I loved Detroit. But the lack of economic stability made it emotionally difficult for me, so when I got engaged to Mark, we moved to his family’s farm in Theresa, Wisconsin (in Dodge County) to get married. Partly at his urging, I really began focusing on my art, developing a style that was one part farmhouse aesthetic, one part classic 50s, one part African diaspora. I began taking custom dress orders and initiated a dapperwear line of bow ties, neckties and headwraps. At the same time, I was working in the fields and eventually got certified as a master preserver and a master gardener. Mixing fiber arts, small batch artisan body products, sustainable cooking and educational components, my business, Paradise Home Goods, was finally ready to launch.

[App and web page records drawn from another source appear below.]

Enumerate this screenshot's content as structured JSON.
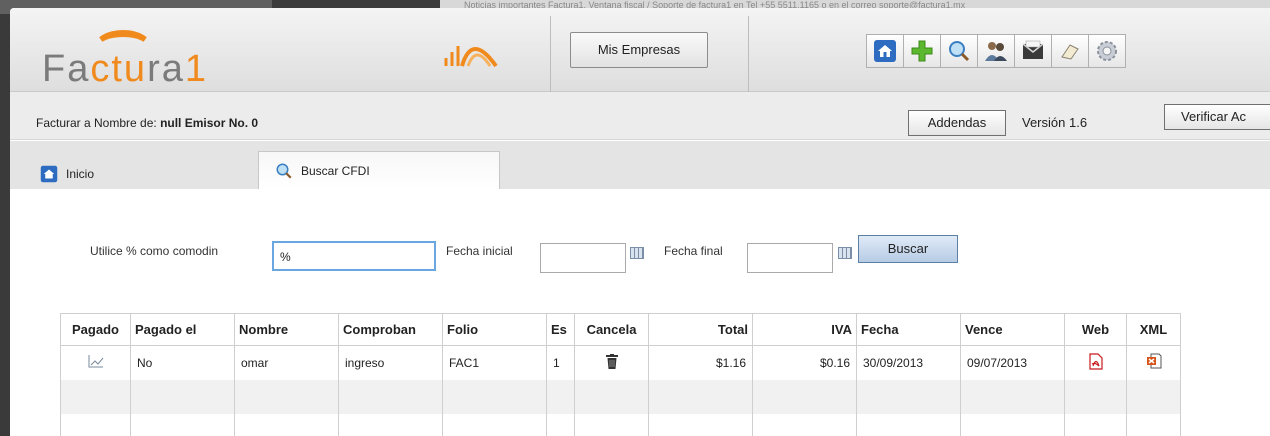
{
  "notice": "Noticias importantes Factura1. Ventana fiscal / Soporte de factura1 en Tel +55 5511.1165 o en el correo soporte@factura1.mx",
  "header": {
    "logo_text_left": "Fa",
    "logo_text_mid": "ctu",
    "logo_text_right": "ra",
    "logo_text_digit": "1",
    "mis_empresas_label": "Mis Empresas",
    "toolbar_icons": [
      "home-icon",
      "add-icon",
      "search-icon",
      "users-icon",
      "envelope-icon",
      "eraser-icon",
      "gear-icon"
    ]
  },
  "infobar": {
    "facturar_label": "Facturar a Nombre de: ",
    "facturar_value": "null Emisor No. 0",
    "addendas_label": "Addendas",
    "version_label": "Versión 1.6",
    "verificar_label": "Verificar Ac"
  },
  "tabs": [
    {
      "label": "Inicio",
      "icon": "home-icon"
    },
    {
      "label": "Buscar CFDI",
      "icon": "search-icon"
    }
  ],
  "search": {
    "comodin_label": "Utilice % como comodin",
    "comodin_value": "%",
    "fecha_inicial_label": "Fecha inicial",
    "fecha_inicial_value": "",
    "fecha_final_label": "Fecha final",
    "fecha_final_value": "",
    "buscar_label": "Buscar"
  },
  "table": {
    "headers": [
      "Pagado",
      "Pagado el",
      "Nombre",
      "Comproban",
      "Folio",
      "Es",
      "Cancela",
      "Total",
      "IVA",
      "Fecha",
      "Vence",
      "Web",
      "XML"
    ],
    "rows": [
      {
        "pagado_icon": "chart-icon",
        "pagado_el": "No",
        "nombre": "omar",
        "comprobante": "ingreso",
        "folio": "FAC1",
        "es": "1",
        "cancela_icon": "trash-icon",
        "total": "$1.16",
        "iva": "$0.16",
        "fecha": "30/09/2013",
        "vence": "09/07/2013",
        "web_icon": "pdf-icon",
        "xml_icon": "xml-icon"
      }
    ]
  },
  "colors": {
    "accent_orange": "#f08a1c",
    "button_blue": "#b7cce5",
    "focus_blue": "#6aa6e0"
  }
}
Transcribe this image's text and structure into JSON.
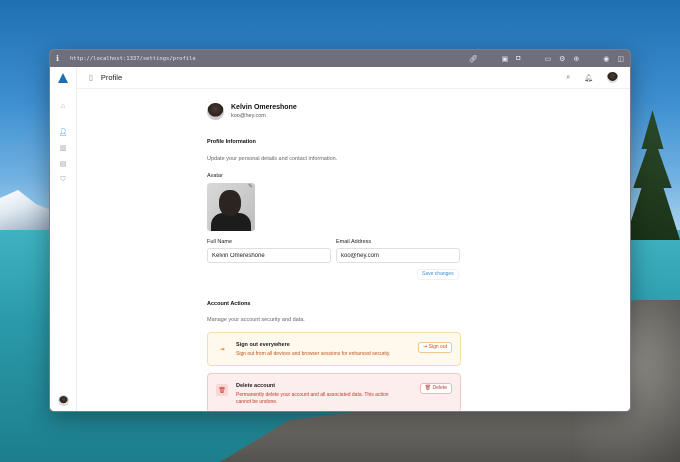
{
  "browser": {
    "info_icon": "info-icon",
    "url": "http://localhost:1337/settings/profile"
  },
  "topbar": {
    "title": "Profile"
  },
  "profile": {
    "name": "Kelvin Omereshone",
    "email": "koo@hey.com"
  },
  "profile_information": {
    "title": "Profile Information",
    "description": "Update your personal details and contact information.",
    "avatar_label": "Avatar",
    "full_name_label": "Full Name",
    "full_name_value": "Kelvin Omereshone",
    "email_label": "Email Address",
    "email_value": "koo@hey.com",
    "save_label": "Save changes"
  },
  "account_actions": {
    "title": "Account Actions",
    "description": "Manage your account security and data.",
    "sign_out": {
      "title": "Sign out everywhere",
      "description": "Sign out from all devices and browser sessions for enhanced security.",
      "button": "Sign out"
    },
    "delete": {
      "title": "Delete account",
      "description": "Permanently delete your account and all associated data. This action cannot be undone.",
      "button": "Delete"
    }
  },
  "colors": {
    "accent": "#2a85c8",
    "warning_bg": "#fff8ec",
    "danger_bg": "#fdeeee",
    "danger_text": "#c0392b",
    "warning_text": "#c0551a"
  }
}
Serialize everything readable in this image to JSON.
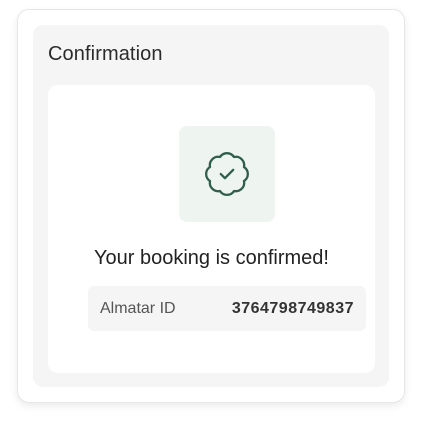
{
  "confirmation": {
    "title": "Confirmation",
    "icon": "badge-check-icon",
    "message": "Your booking is confirmed!",
    "id_label": "Almatar ID",
    "id_value": "3764798749837"
  },
  "colors": {
    "icon_stroke": "#2f5f4b",
    "icon_tile_bg": "#eef4ef",
    "panel_bg": "#f5f5f5"
  }
}
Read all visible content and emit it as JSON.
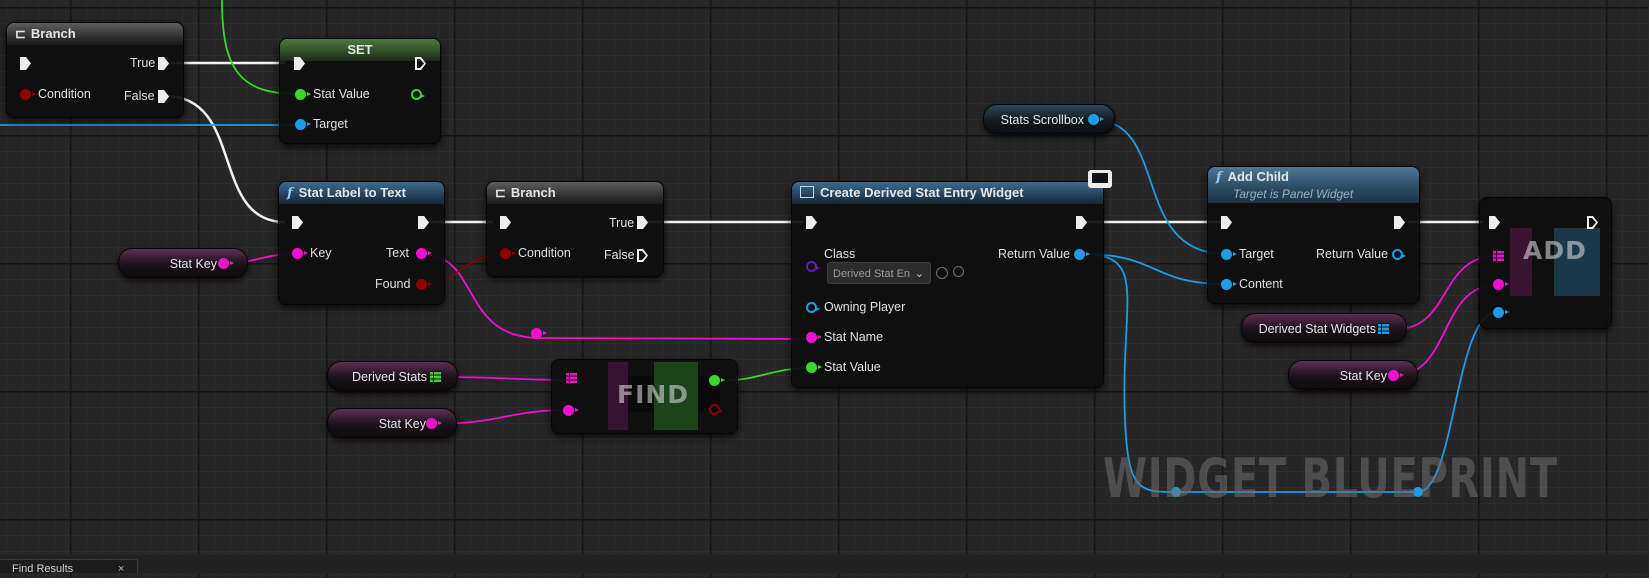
{
  "nodes": {
    "branch1": {
      "title": "Branch",
      "pins": {
        "true": "True",
        "condition": "Condition",
        "false": "False"
      }
    },
    "set": {
      "title": "SET",
      "pins": {
        "stat_value": "Stat Value",
        "target": "Target"
      }
    },
    "stat_label": {
      "title": "Stat Label to Text",
      "pins": {
        "key": "Key",
        "text": "Text",
        "found": "Found"
      }
    },
    "branch2": {
      "title": "Branch",
      "pins": {
        "true": "True",
        "condition": "Condition",
        "false": "False"
      }
    },
    "create_widget": {
      "title": "Create Derived Stat Entry Widget",
      "pins": {
        "class": "Class",
        "class_value": "Derived Stat En",
        "return_value": "Return Value",
        "owning_player": "Owning Player",
        "stat_name": "Stat Name",
        "stat_value": "Stat Value"
      }
    },
    "add_child": {
      "title": "Add Child",
      "subtitle": "Target is Panel Widget",
      "pins": {
        "target": "Target",
        "content": "Content",
        "return_value": "Return Value"
      }
    },
    "find": {
      "label": "FIND"
    },
    "add": {
      "label": "ADD"
    }
  },
  "variables": {
    "stat_key_1": "Stat Key",
    "derived_stats": "Derived Stats",
    "stat_key_2": "Stat Key",
    "stats_scrollbox": "Stats Scrollbox",
    "derived_stat_widgets": "Derived Stat Widgets",
    "stat_key_3": "Stat Key"
  },
  "watermark": "WIDGET BLUEPRINT",
  "bottom_tab": {
    "label": "Find Results",
    "close": "×"
  },
  "colors": {
    "exec": "#ededed",
    "bool": "#8f0000",
    "string": "#f010d0",
    "object": "#1e9ce6",
    "struct": "#3bd62a",
    "class": "#5e1fb6",
    "background": "#262626"
  }
}
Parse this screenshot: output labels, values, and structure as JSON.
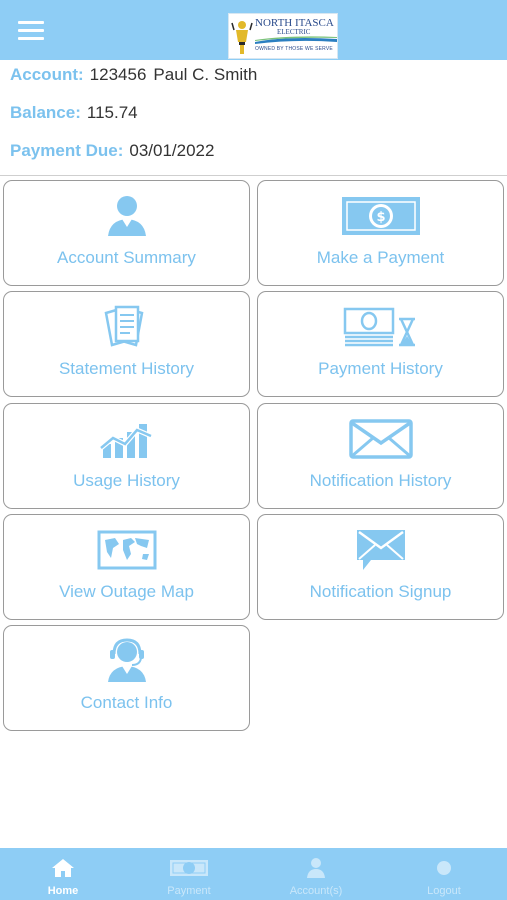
{
  "header": {
    "menu_icon": "hamburger-menu-icon",
    "logo": {
      "name": "NORTH ITASCA",
      "sub": "ELECTRIC",
      "tagline": "OWNED BY THOSE WE SERVE"
    }
  },
  "account": {
    "account_label": "Account:",
    "account_number": "123456",
    "account_name": "Paul C. Smith",
    "balance_label": "Balance:",
    "balance_value": "115.74",
    "due_label": "Payment Due:",
    "due_value": "03/01/2022"
  },
  "tiles": [
    {
      "label": "Account Summary",
      "icon": "person-icon"
    },
    {
      "label": "Make a Payment",
      "icon": "dollar-bill-icon"
    },
    {
      "label": "Statement History",
      "icon": "documents-icon"
    },
    {
      "label": "Payment History",
      "icon": "money-hourglass-icon"
    },
    {
      "label": "Usage History",
      "icon": "chart-trend-icon"
    },
    {
      "label": "Notification History",
      "icon": "envelope-icon"
    },
    {
      "label": "View Outage Map",
      "icon": "world-map-icon"
    },
    {
      "label": "Notification Signup",
      "icon": "message-envelope-icon"
    },
    {
      "label": "Contact Info",
      "icon": "support-agent-icon"
    }
  ],
  "tabbar": {
    "tabs": [
      {
        "label": "Home",
        "icon": "home-icon",
        "active": true
      },
      {
        "label": "Payment",
        "icon": "money-icon",
        "active": false
      },
      {
        "label": "Account(s)",
        "icon": "account-icon",
        "active": false
      },
      {
        "label": "Logout",
        "icon": "logout-icon",
        "active": false
      }
    ]
  },
  "colors": {
    "primary": "#8ecdf5",
    "accent_text": "#7cc2ee",
    "icon_fill": "#86c8f0",
    "text": "#333333",
    "border": "#9a9a9a"
  }
}
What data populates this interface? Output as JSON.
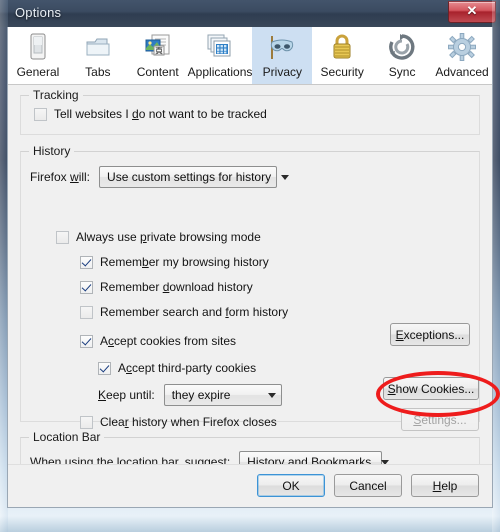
{
  "window": {
    "title": "Options",
    "close_label": "✕"
  },
  "tabs": [
    {
      "label": "General",
      "icon": "general-icon",
      "selected": false
    },
    {
      "label": "Tabs",
      "icon": "tabs-icon",
      "selected": false
    },
    {
      "label": "Content",
      "icon": "content-icon",
      "selected": false
    },
    {
      "label": "Applications",
      "icon": "applications-icon",
      "selected": false
    },
    {
      "label": "Privacy",
      "icon": "privacy-mask-icon",
      "selected": true
    },
    {
      "label": "Security",
      "icon": "security-lock-icon",
      "selected": false
    },
    {
      "label": "Sync",
      "icon": "sync-icon",
      "selected": false
    },
    {
      "label": "Advanced",
      "icon": "advanced-gear-icon",
      "selected": false
    }
  ],
  "tracking": {
    "group_title": "Tracking",
    "do_not_track": {
      "label_pre": "Tell websites I ",
      "label_accel": "d",
      "label_post": "o not want to be tracked",
      "checked": false
    }
  },
  "history": {
    "group_title": "History",
    "firefox_will": {
      "label_pre": "Firefox ",
      "label_accel": "w",
      "label_post": "ill:",
      "value": "Use custom settings for history"
    },
    "options": [
      {
        "label_pre": "Always use ",
        "label_accel": "p",
        "label_post": "rivate browsing mode",
        "checked": false
      },
      {
        "label_pre": "Remem",
        "label_accel": "b",
        "label_post": "er my browsing history",
        "checked": true
      },
      {
        "label_pre": "Remember ",
        "label_accel": "d",
        "label_post": "ownload history",
        "checked": true
      },
      {
        "label_pre": "Remember search and ",
        "label_accel": "f",
        "label_post": "orm history",
        "checked": false
      },
      {
        "label_pre": "A",
        "label_accel": "c",
        "label_post": "cept cookies from sites",
        "checked": true
      },
      {
        "label_pre": "A",
        "label_accel": "c",
        "label_post": "cept third-party cookies",
        "checked": true
      },
      {
        "label_pre": "Clea",
        "label_accel": "r",
        "label_post": " history when Firefox closes",
        "checked": false
      }
    ],
    "keep_until": {
      "label_accel": "K",
      "label_post": "eep until:",
      "value": "they expire"
    },
    "buttons": {
      "exceptions": {
        "accel": "E",
        "rest": "xceptions...",
        "disabled": false
      },
      "show_cookies": {
        "accel": "S",
        "rest": "how Cookies...",
        "disabled": false,
        "highlighted": true
      },
      "settings": {
        "accel": "S",
        "rest": "ettings...",
        "disabled": true
      }
    }
  },
  "location_bar": {
    "group_title": "Location Bar",
    "suggest": {
      "label_pre": "When ",
      "label_accel": "u",
      "label_post": "sing the location bar, suggest:",
      "value": "History and Bookmarks"
    }
  },
  "dialog_buttons": {
    "ok": {
      "label": "OK",
      "default": true
    },
    "cancel": {
      "label": "Cancel",
      "default": false
    },
    "help": {
      "accel": "H",
      "rest": "elp",
      "default": false
    }
  },
  "annotation": {
    "color": "#ee1c1c",
    "target": "show-cookies-button"
  }
}
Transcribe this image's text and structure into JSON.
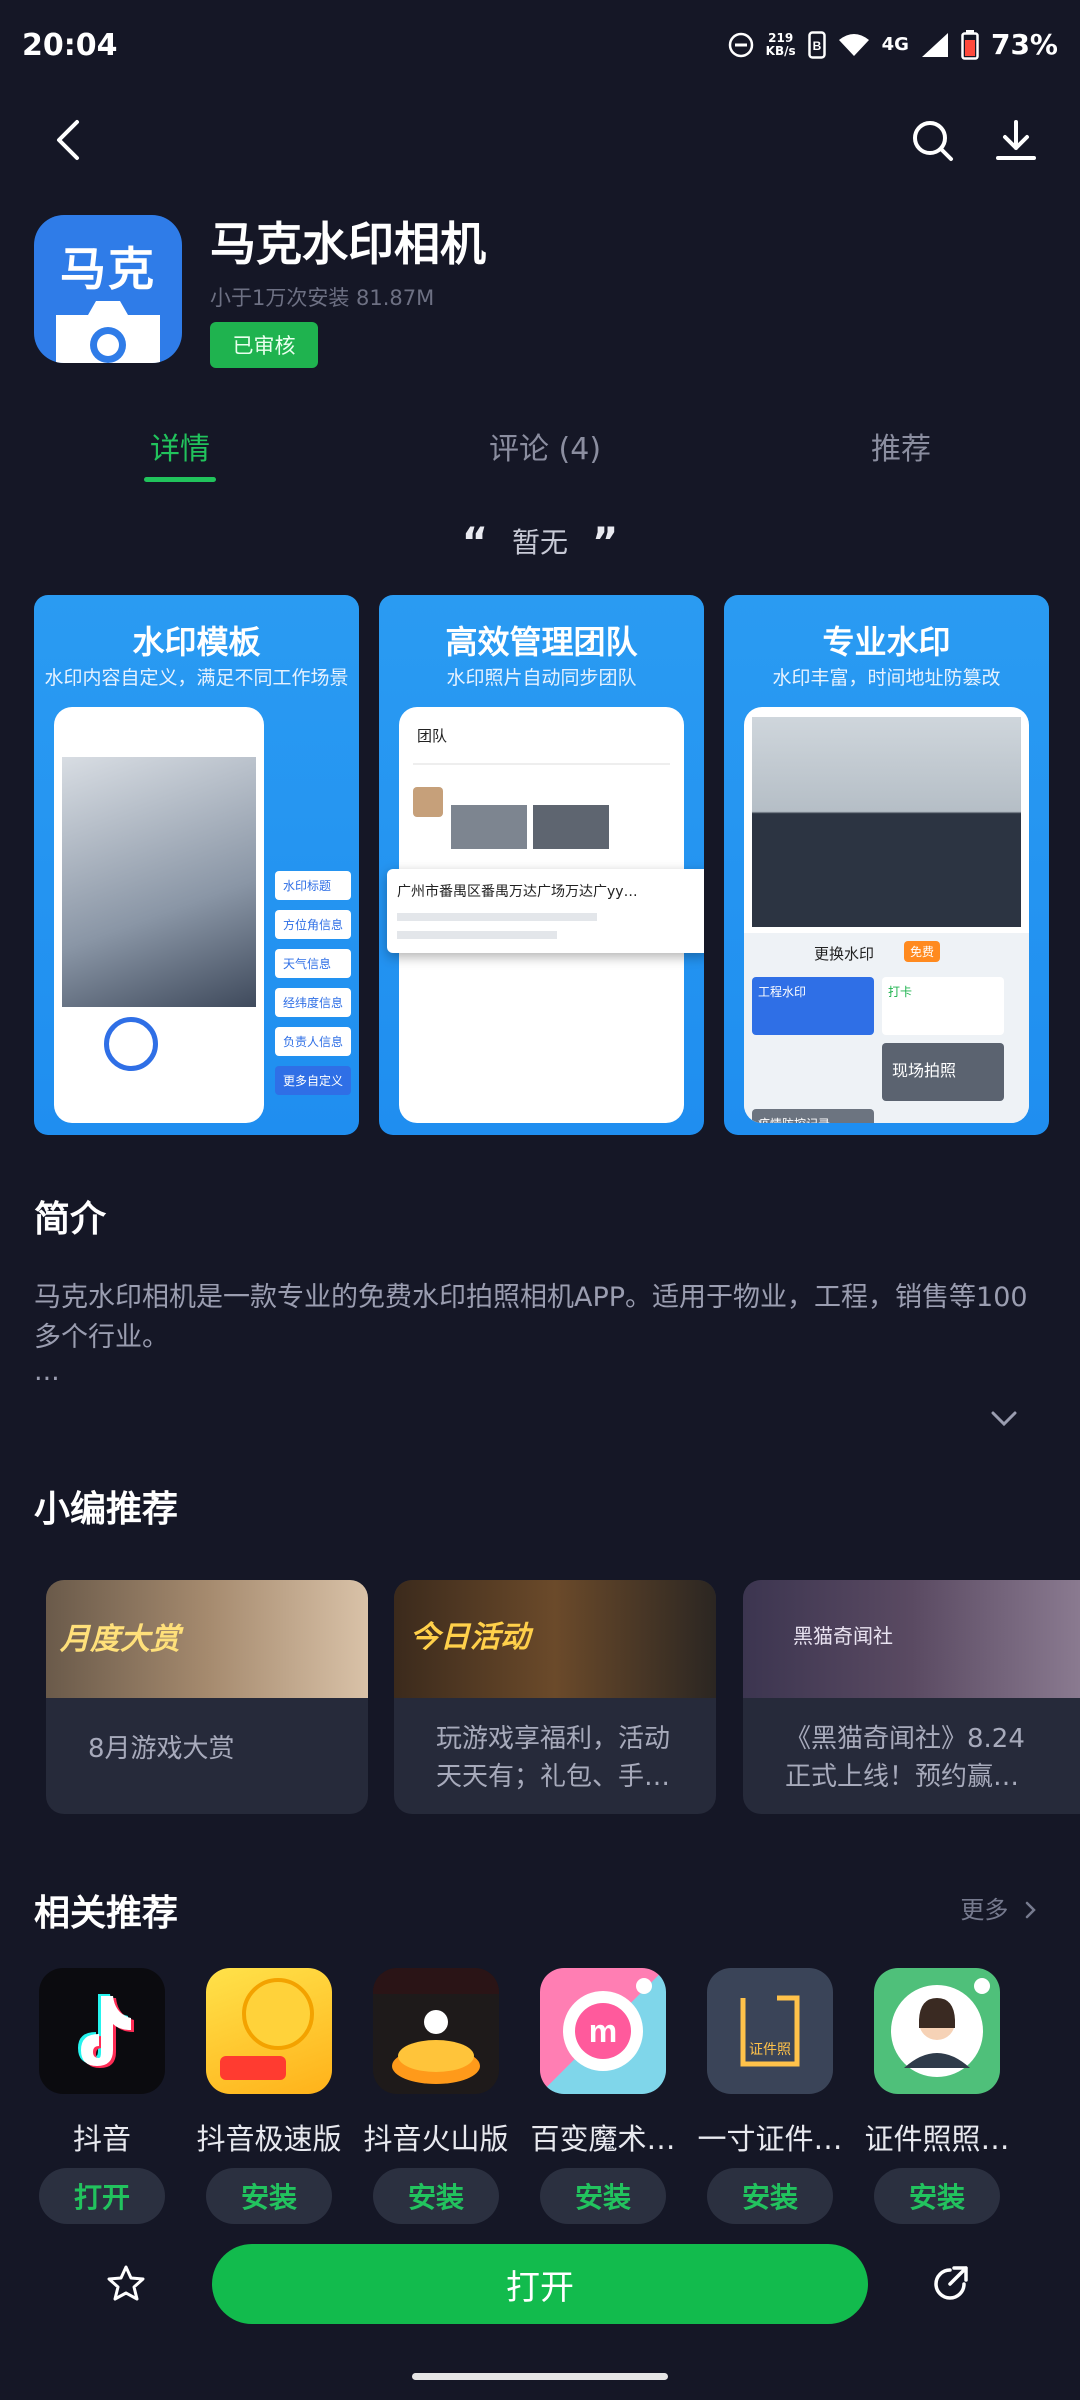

Last year, Paradise Home held its first retreat, called (Un)Intentional Community. It was designed to be a day of healing specially for women, people of color and LGBTQ individuals, all of whom were pampered and nurtured by local women entrepreneurs who taught them massage and yoga, healthy cooking and self-care. Things moved quickly for me after that. Soon after the retreat, I participated in the Pop Up MKE program through the Local Initiatives Support Corp and the Wisconsin Women’s Business Initiative, and received entrepreneurship training through the RISE program run by the African American Chamber of Commerce in Wisconsin. Most recently, I went through the Milwaukee Artist Resource Network mentorship program. My art has grown to include sewn textile portraits like “The People’s Church” series, including the pictures of Aretha and Louis and Ella. I love how each one of them has imperfections but still retains its dignity. I mean, look at Louis’ mouth!
To tell you the truth, I’m still a little overwhelmed. I’ve never had a studio like this, in such a grand space. With open doors to the public. And I’ve never had, you know, people? By that, I mean, after all my moving back and forth between here and Detroit and Chicago, and after all my work serving others, it’s still a little surreal that people at the Hotel have already done so much for me and are showing me the ropes, hanging my chandelier, restoring the wood on my furniture pieces. Just like that.
It’s only been three days so far, and I’m not rushing to fill the walls of my studio with art yet. I’m trying to be intentional and to build it out slowly and carefully. I just feel honored to have people see my work – and the people in them. And for people to hear their stories. It’s good for any of us to be seen and heard, yes?
Rosy Petri’s studio is located off the main lobby of The Pfister Hotel. Her artwork is currently on display in two other locations, at After Gallery (514 E. Center Street) and 5 Points Art Gallery & Studios (3514 N. Port Washington Avenue).